● Aim of the exercise: Search the records below for the word "data". Pull out each line that has it.

● Items from an interface collection:
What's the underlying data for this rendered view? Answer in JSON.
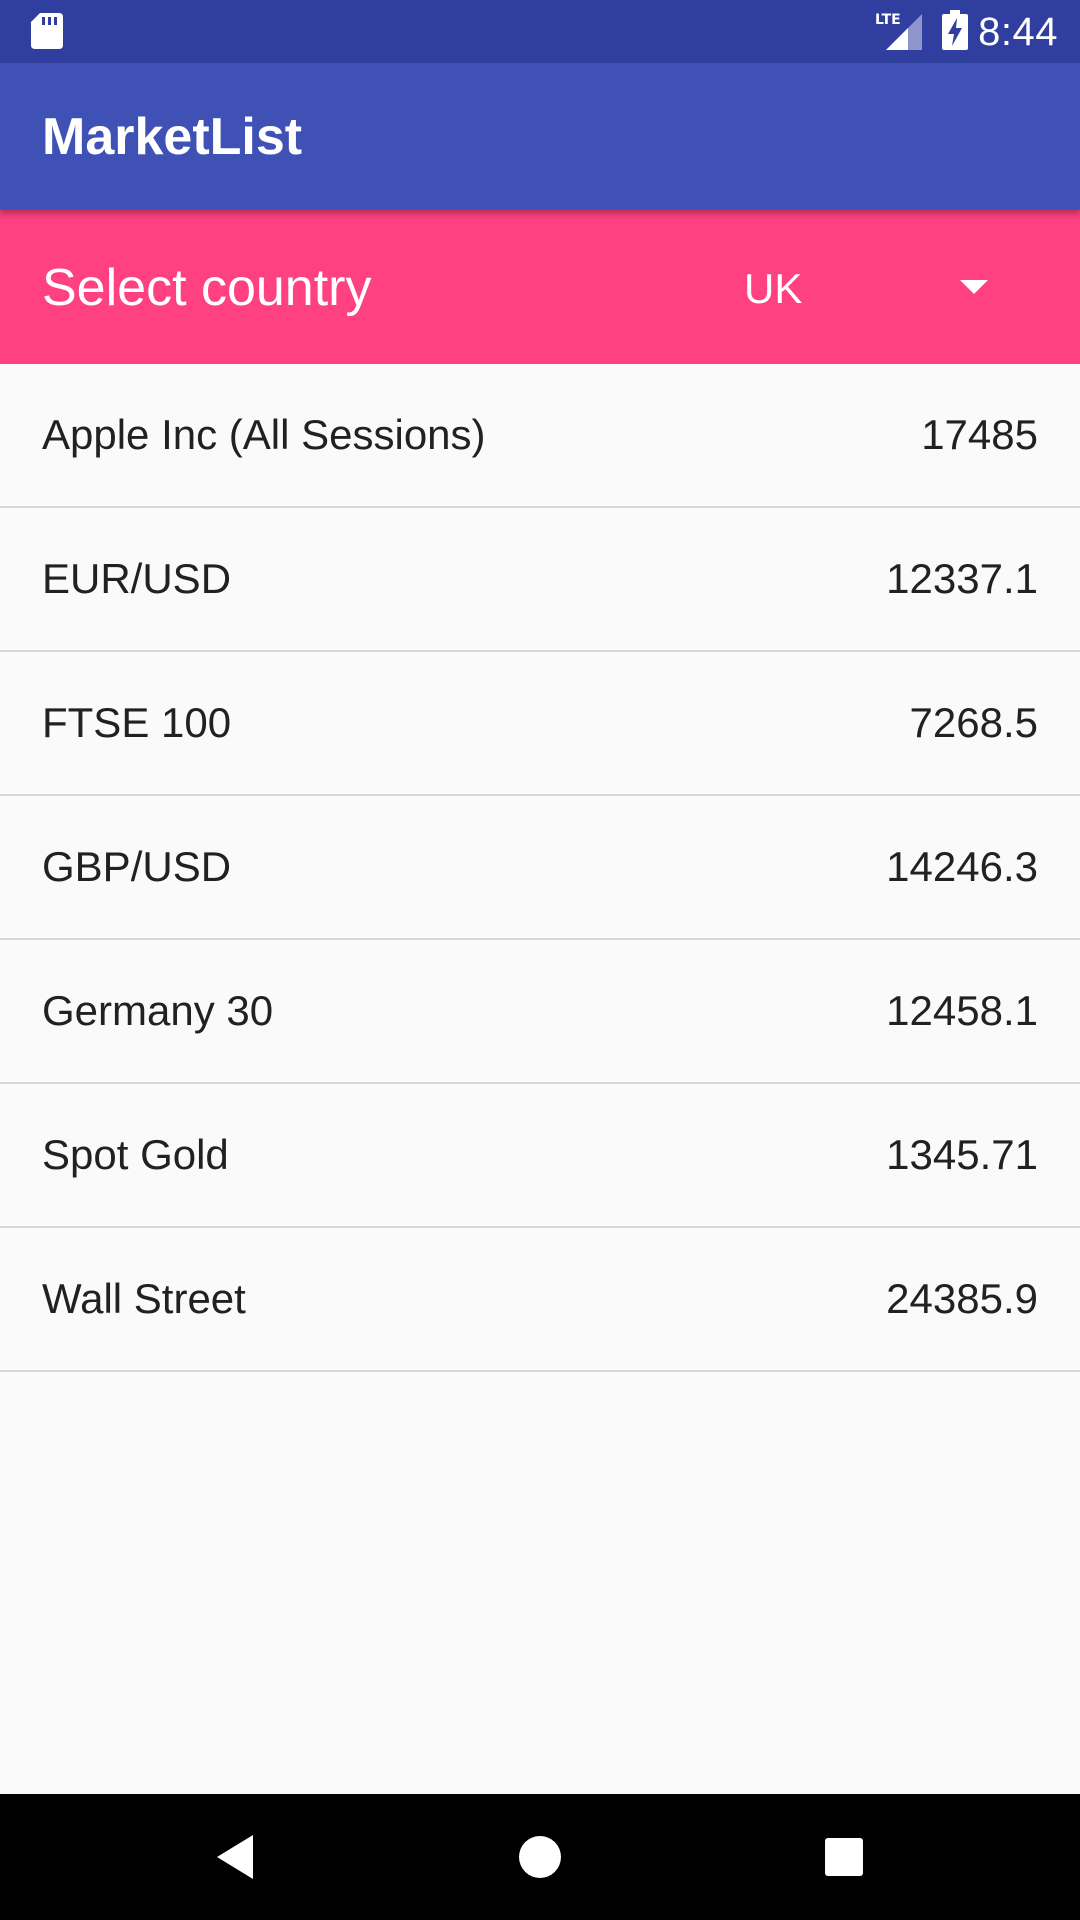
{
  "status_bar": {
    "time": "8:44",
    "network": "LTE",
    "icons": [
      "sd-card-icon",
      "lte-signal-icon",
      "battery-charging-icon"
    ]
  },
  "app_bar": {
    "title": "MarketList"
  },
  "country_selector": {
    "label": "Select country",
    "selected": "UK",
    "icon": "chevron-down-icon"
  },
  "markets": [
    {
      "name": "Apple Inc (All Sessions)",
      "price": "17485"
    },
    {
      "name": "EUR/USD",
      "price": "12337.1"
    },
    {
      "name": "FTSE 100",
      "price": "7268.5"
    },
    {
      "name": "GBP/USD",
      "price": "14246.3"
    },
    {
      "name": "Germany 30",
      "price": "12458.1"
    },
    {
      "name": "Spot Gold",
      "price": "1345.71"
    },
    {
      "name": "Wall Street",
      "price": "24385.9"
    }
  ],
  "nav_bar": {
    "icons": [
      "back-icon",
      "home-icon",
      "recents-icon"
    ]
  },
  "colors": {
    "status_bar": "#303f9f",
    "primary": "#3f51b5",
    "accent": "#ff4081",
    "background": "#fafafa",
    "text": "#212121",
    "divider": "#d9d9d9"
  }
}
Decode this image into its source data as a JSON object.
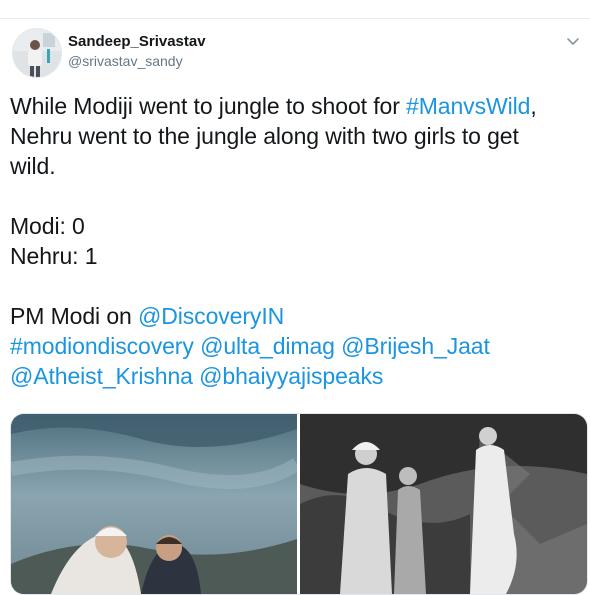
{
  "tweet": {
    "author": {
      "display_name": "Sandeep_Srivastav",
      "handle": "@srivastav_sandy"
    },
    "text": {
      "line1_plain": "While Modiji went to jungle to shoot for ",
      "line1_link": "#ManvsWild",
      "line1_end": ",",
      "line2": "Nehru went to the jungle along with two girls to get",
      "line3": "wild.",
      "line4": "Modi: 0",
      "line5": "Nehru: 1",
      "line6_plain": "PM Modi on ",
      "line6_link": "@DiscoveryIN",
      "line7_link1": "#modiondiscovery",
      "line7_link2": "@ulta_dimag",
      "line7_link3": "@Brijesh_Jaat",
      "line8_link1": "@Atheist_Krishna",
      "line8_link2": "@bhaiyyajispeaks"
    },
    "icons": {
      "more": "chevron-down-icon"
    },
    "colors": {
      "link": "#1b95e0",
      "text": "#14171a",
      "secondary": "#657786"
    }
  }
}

● Answer below:
What's the underlying data for this rendered view? Answer in JSON.
Decode this image into its source data as a JSON object.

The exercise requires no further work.